Is it really true that tax cuts for corporations and the super-rich create jobs? Mitt Romney is a poster child for what the wealthy do with most of their money — create low-wage jobs in other countries and stash the rest in the Cayman Islands and Switzerland.
The tax cuts the Republicans see as the cure for virtually every national problem have resulted in a massive redistribution of wealth from the poor and middle class to the top 1 percent at the rate of $1.1 trillion every year the past 30 years. To be sure, a few tax-cut crumbs get to “the little people,” but the lion’s share of the cuts go to corporations and the wealthy, leaving the rest of us to pick up the tab for financing the country.
An article by Paul Bucheit published by Common Dreams is titled “Add It Up: Taxes Avoided by the Rich Could Pay Off the Deficit.” Corporations are part of “the rich.”
In 1955 U.S. corporations provided 27.3 percent of federal revenue, compared with just 8.9 percent in 2010. Some of the wealthiest companies pay no taxes at all.
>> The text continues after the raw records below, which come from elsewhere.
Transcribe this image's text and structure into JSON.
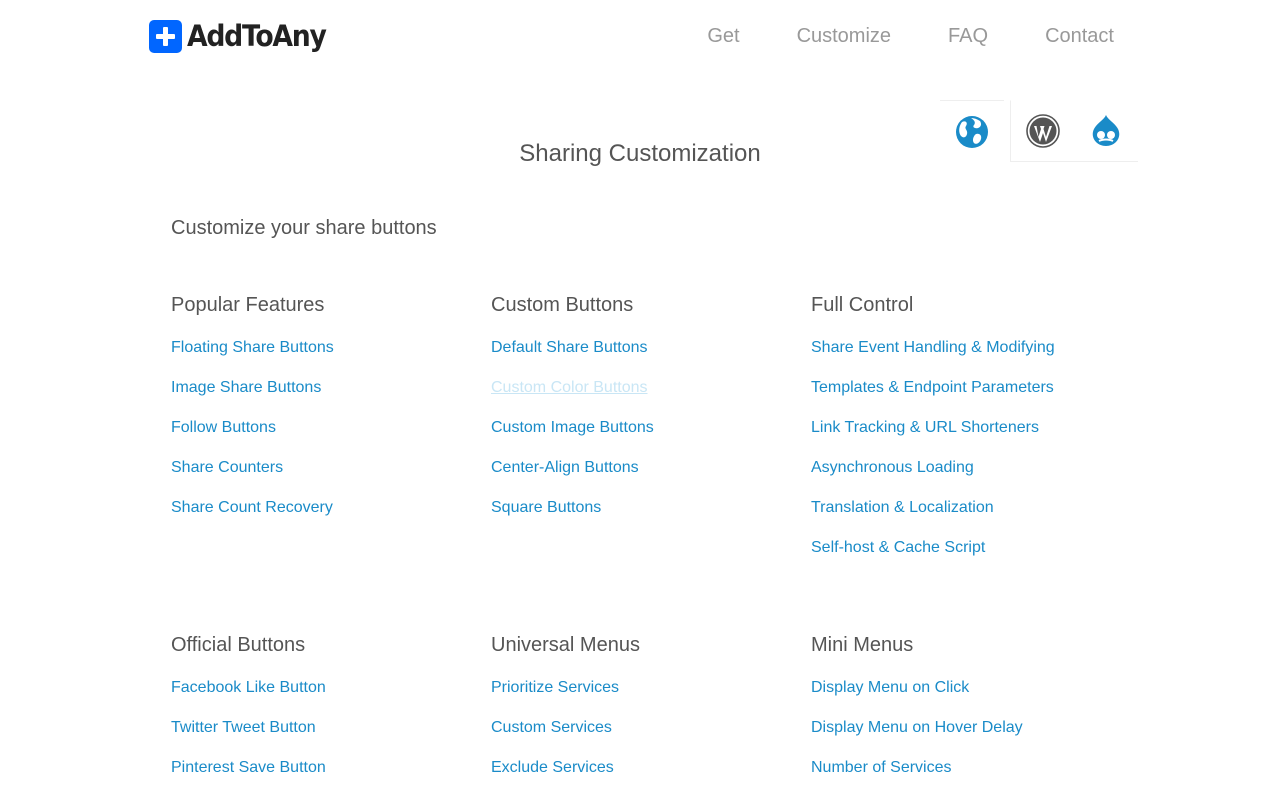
{
  "brand": {
    "name": "AddToAny"
  },
  "nav": [
    {
      "label": "Get"
    },
    {
      "label": "Customize"
    },
    {
      "label": "FAQ"
    },
    {
      "label": "Contact"
    }
  ],
  "platforms": [
    {
      "icon": "globe-icon",
      "active": true,
      "color": "#1a8bc8"
    },
    {
      "icon": "wordpress-icon",
      "active": false,
      "color": "#555555"
    },
    {
      "icon": "drupal-icon",
      "active": false,
      "color": "#1a8bc8"
    }
  ],
  "page_title": "Sharing Customization",
  "intro": "Customize your share buttons",
  "colors": {
    "link": "#1a8bc8",
    "brand": "#0166ff",
    "heading": "#555555",
    "nav": "#999999"
  },
  "sections": [
    {
      "title": "Popular Features",
      "links": [
        "Floating Share Buttons",
        "Image Share Buttons",
        "Follow Buttons",
        "Share Counters",
        "Share Count Recovery"
      ]
    },
    {
      "title": "Custom Buttons",
      "links": [
        "Default Share Buttons",
        "Custom Color Buttons",
        "Custom Image Buttons",
        "Center-Align Buttons",
        "Square Buttons"
      ]
    },
    {
      "title": "Full Control",
      "links": [
        "Share Event Handling & Modifying",
        "Templates & Endpoint Parameters",
        "Link Tracking & URL Shorteners",
        "Asynchronous Loading",
        "Translation & Localization",
        "Self-host & Cache Script"
      ]
    },
    {
      "title": "Official Buttons",
      "links": [
        "Facebook Like Button",
        "Twitter Tweet Button",
        "Pinterest Save Button"
      ]
    },
    {
      "title": "Universal Menus",
      "links": [
        "Prioritize Services",
        "Custom Services",
        "Exclude Services"
      ]
    },
    {
      "title": "Mini Menus",
      "links": [
        "Display Menu on Click",
        "Display Menu on Hover Delay",
        "Number of Services"
      ]
    }
  ]
}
Twenty-nine corporations from 2008 to 2010 paid zero (yep, that’s a goose egg) in taxes and were even refunded $10.6 billion. Under President Eisenhower in the 1950s, the top tax rate for individuals was 90 percent, and we had unparalleled prosperity.
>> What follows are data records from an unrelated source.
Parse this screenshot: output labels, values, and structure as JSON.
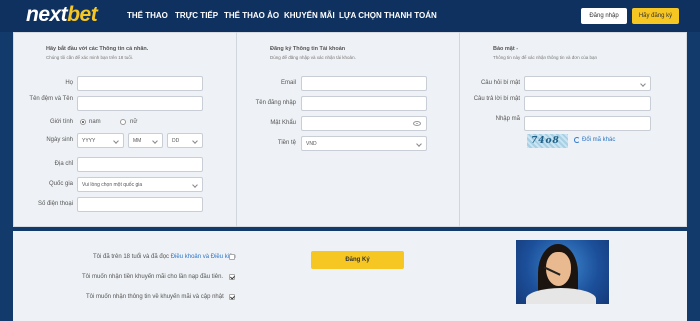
{
  "header": {
    "logo_part1": "next",
    "logo_part2": "bet",
    "nav": [
      "THỂ THAO",
      "TRỰC TIẾP",
      "THỂ THAO ẢO",
      "KHUYẾN MÃI",
      "LỰA CHỌN THANH TOÁN"
    ],
    "login_label": "Đăng nhập",
    "register_label": "Hãy đăng ký"
  },
  "personal": {
    "title": "Hãy bắt đầu với các Thông tin cá nhân.",
    "subtitle": "Chúng tôi cần để xác minh bạn trên 18 tuổi.",
    "labels": {
      "last_name": "Họ",
      "middle_first": "Tên đệm và Tên",
      "gender": "Giới tính",
      "dob": "Ngày sinh",
      "address": "Địa chỉ",
      "country": "Quốc gia",
      "phone": "Số điện thoại"
    },
    "gender_options": [
      "nam",
      "nữ"
    ],
    "dob": {
      "year": "YYYY",
      "month": "MM",
      "day": "DD"
    },
    "country_placeholder": "Vui lòng chọn một quốc gia"
  },
  "account": {
    "title": "Đăng ký Thông tin Tài khoản",
    "subtitle": "Dùng để đăng nhập và xác nhận tài khoản.",
    "labels": {
      "email": "Email",
      "username": "Tên đăng nhập",
      "password": "Mật Khẩu",
      "currency": "Tiền tệ"
    },
    "currency_value": "VND"
  },
  "security": {
    "title": "Bảo mật -",
    "subtitle": "Thông tin này để xác nhận thông tin và đơn của bạn",
    "labels": {
      "question": "Câu hỏi bí mật",
      "answer": "Câu trả lời bí mật",
      "code": "Nhập mã"
    },
    "captcha_text": "74o8",
    "refresh_label": "Đổi mã khác"
  },
  "bottom": {
    "agree_text": "Tôi đã trên 18 tuổi và đã đọc ",
    "agree_link": "Điều khoản và Điều kiện",
    "promo1": "Tôi muốn nhận tiền khuyến mãi cho lần nạp đầu tiên.",
    "promo2": "Tôi muốn nhận thông tin về khuyến mãi và cập nhật",
    "submit_label": "Đăng Ký"
  },
  "colors": {
    "header_bg": "#0f3160",
    "accent": "#f6c623",
    "link": "#2c76c8"
  }
}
If U.S. workers had reaped the gains of their productivity the past few decades, the median household income would now be $92,000 instead of $52,000. Who are the real job creators? The middle class and the working class — if they have enough money to buy products and services.
The ordinary U.S. taxpayer ends up subsidizing corporations and the super-rich by funding the infrastructure everyone needs and uses. So who are the real moochers?
— Joann Smith